So sorry to hear about the OP's experience -- I've heard of this happening and never witnessed it -- I hope the horse comes out of this okay. Once again proof that stall rest sucks!
I'd be curious, too, how far apart the bars are in that stall? I'm moving my horses this week to a new barn, and I looked at the brand new stall fronts and cringed as I think the gaps look big. Now I'm going to be worried about something similar happening to my 15.2 leaper...
One BO I worked for, after seeing several colts with legs stuck in bar grills, would never again send a colt to a race track where the stalls had grills.
Our barn had solid wood sides and the new barn we built later had solid bottoms and expanded metal tops.
While those kinds of accidents are rare, why see how long we are lucky?
Better avoid those kinds of stalls, if you can do so.
I know someone that added chain link fence to grill stall divisions where the bars were too far apart.
The down side, some horses learned to run their teeth along the chain link when nervous, like right before feeding.
I agree, horses are an accident waiting to happen.
Oh wow, how scary with the metal bars! I had a very similar experience in November with my mare. She disliked her neighbor mare very much and kicked at her through the middle stall wall, which is just 2x10 boards with a small gap(less than 2") in between. She must have kicked at just the right angle for her hoof to slide completely through between the top two boards, which are about 4-4.5' off the ground. I found her when I went to feed in the morning, lord knows how long she had been like that! She had been walking from side to side, sliding her leg between the boards, so there was blood dripping down the wall! I found the Sawzall and a fresh battery and cut her free, but I was sure she had broken something. She didn't break anything, but the wound is still healing(though much smaller) and she is not sound. Still a lot of swelling from the hock down. She is due to foal in April, so she will have a lot more time off, hopefully she will at least be sound enough to walk around on eventually.
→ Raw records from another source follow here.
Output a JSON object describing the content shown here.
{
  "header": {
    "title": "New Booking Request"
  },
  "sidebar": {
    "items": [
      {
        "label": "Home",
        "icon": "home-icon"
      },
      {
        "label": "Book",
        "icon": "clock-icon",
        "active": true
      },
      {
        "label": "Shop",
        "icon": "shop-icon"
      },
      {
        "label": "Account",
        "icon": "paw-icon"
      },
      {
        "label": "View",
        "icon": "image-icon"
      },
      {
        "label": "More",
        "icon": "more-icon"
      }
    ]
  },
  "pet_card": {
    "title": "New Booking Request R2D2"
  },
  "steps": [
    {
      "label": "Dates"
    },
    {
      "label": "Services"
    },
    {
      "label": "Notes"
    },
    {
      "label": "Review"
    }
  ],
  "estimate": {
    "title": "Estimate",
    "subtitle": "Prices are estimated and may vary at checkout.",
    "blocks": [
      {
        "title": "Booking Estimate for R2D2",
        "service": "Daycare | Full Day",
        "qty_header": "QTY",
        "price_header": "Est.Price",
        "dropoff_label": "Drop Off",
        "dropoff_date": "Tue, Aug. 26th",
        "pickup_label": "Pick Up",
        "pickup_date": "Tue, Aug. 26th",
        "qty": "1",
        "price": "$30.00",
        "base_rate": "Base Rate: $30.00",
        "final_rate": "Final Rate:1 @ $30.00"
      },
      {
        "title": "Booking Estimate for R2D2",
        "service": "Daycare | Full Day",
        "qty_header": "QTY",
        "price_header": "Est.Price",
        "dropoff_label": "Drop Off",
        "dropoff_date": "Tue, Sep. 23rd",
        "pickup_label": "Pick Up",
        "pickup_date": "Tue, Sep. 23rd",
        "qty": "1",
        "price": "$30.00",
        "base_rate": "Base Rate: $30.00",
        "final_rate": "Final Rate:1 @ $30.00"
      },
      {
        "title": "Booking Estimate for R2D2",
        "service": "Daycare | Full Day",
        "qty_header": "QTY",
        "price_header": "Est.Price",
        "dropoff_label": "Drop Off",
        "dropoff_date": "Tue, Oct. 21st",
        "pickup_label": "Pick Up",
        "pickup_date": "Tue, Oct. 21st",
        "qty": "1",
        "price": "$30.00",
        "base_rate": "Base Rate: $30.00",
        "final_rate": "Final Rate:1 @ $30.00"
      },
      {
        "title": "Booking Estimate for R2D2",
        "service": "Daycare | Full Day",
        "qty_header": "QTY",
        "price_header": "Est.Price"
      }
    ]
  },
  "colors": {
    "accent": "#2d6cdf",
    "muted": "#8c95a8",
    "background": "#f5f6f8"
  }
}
Some of the lovely pics early on: http://www.facebook.com/album.php?id...484&aid=174113
Oh, and did I mention the mare she hated so much was leaving THAT day! Uggh! Stalls are being revamped with plywood lining the inside of the board walls, and middle wall will be coming down shortly to make a foaling stall anyway. And now she has a quiet gelding neighbor that does not bother her majesty.
Hope your horse has a better recovery than my mare.
"A horseman or horsewoman must have only one thing (and each in his own way): a passionate, obsessive love for the horse. Nothing more." George H. Morris
Jingles to your mare. I swear, horses were born to commit suicide.
My gelding got cast upside down recently (he's on Month 10 of stall rest) and his hooves were dangerously close to those stall bars. Same setup as yours. It made me think about having a finer mesh to line it. But then the horses would find other creative ways to main and kill themselves.